Yes, a large part of materials of the Urban Media Archive has not yet been posted on the website but they are available offline.

Researchers can study the assembled but not yet processed collections by receiving direct access to the files and the archives. There is a separate allocated computer for that purpose in the Center where you can view digitized materials in high resolution.

Access to offline collections in the library of the Center for Urban History is available during the week, from 10:00 to 18:00 (6 Akademika Bohomoltsia Street).

For any questions on the offline access and collections, please, contact [email protected].

Can my own collection of materials be transferred to the Urban Media Archive?

Yes, if you have any interesting materials and wish to share them to become part of the media archive, please, send a description to us. While our research interests are rather broad, we mainly focus on visual media and urban history. The topics we explore:

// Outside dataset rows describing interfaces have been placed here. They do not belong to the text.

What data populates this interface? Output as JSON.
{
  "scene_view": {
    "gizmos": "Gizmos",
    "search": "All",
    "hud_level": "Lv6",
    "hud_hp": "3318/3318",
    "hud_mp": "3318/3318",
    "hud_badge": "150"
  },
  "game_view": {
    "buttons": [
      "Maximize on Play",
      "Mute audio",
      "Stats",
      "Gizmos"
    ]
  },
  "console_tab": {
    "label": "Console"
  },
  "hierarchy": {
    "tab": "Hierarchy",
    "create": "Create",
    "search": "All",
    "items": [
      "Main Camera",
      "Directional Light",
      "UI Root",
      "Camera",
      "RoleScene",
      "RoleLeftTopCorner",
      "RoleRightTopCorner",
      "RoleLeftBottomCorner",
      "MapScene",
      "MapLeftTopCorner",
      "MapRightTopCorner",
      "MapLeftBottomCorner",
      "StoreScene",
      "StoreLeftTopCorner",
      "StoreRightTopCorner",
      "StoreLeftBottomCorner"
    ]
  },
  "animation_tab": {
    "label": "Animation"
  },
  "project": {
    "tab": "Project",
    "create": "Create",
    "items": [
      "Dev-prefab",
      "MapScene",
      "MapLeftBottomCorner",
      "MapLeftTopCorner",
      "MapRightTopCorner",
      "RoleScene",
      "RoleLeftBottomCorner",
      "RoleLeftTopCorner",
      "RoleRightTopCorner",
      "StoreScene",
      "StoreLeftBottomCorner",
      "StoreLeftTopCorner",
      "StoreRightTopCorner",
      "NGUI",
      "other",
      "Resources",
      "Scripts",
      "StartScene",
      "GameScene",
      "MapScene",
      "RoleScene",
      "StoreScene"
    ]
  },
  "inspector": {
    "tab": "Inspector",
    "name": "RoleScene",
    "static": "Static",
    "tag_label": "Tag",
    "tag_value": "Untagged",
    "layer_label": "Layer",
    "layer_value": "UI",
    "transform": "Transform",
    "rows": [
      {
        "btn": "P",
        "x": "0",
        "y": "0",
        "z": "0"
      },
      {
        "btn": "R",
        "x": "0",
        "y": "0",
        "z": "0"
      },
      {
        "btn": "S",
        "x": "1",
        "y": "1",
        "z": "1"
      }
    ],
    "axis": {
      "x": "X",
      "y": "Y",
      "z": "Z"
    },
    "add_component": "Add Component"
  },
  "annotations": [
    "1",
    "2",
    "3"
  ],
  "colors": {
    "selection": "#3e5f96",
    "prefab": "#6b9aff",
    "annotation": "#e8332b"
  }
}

  • visual history of urban life;
  • history of photography and archives of photographers;
  • non-conformism and dissident movement in the 20th century;
  • media history of the 20th century (television and newsreel documentary footage, radio);
  • industrial heritage of cities in East and Central Europe;
  • urban everyday life (private archives);
  • home video and amateur films (8mm, 16mm, VHS);
  • mapping of cities and historical events;
  • cities and urban life in feature and documentary films;
  • oral history of urban communities and spaces;
  • creative communities in the city and urban creativity.

We do not store originals and physical media but only digitize collections and return them to owners. Instead, researchers and users of the Urban Media Archive have a chance to study them via our resource. We do not transfer the materials to third persons without prior agreement with their authors or holders.

How to start cooperation with the Urban Media Archive?

We are open to cooperation with researchers, interns, artists, curators, and various institutions and initiatives. If our research interests overlap, please, write to use about your ideas. We are interested to exercise individual research on the basis of collections of the Urban Media Archive and projects related to digital technologies, archives, and archiving.

Does your research involve the use of Urban Media Archive? Please, pay attention to the program of monthly scholarships from the Center for Urban History.

In addition to archiving and research, we cooperate with artists and host residents who produce their own works with the use of archival collections. Moreover, we organize public events, exhibitions, and film screenings as part of the [unarchiving] program.

You can take the internship at the Urban Media Archive but it is not a regular practice. That is why we consider every request on a case by case basis. We usually have a lot of work to share but we prefer responsible persons who can work independently and systematically. Please send your CVs and motivation letters and we will consider them.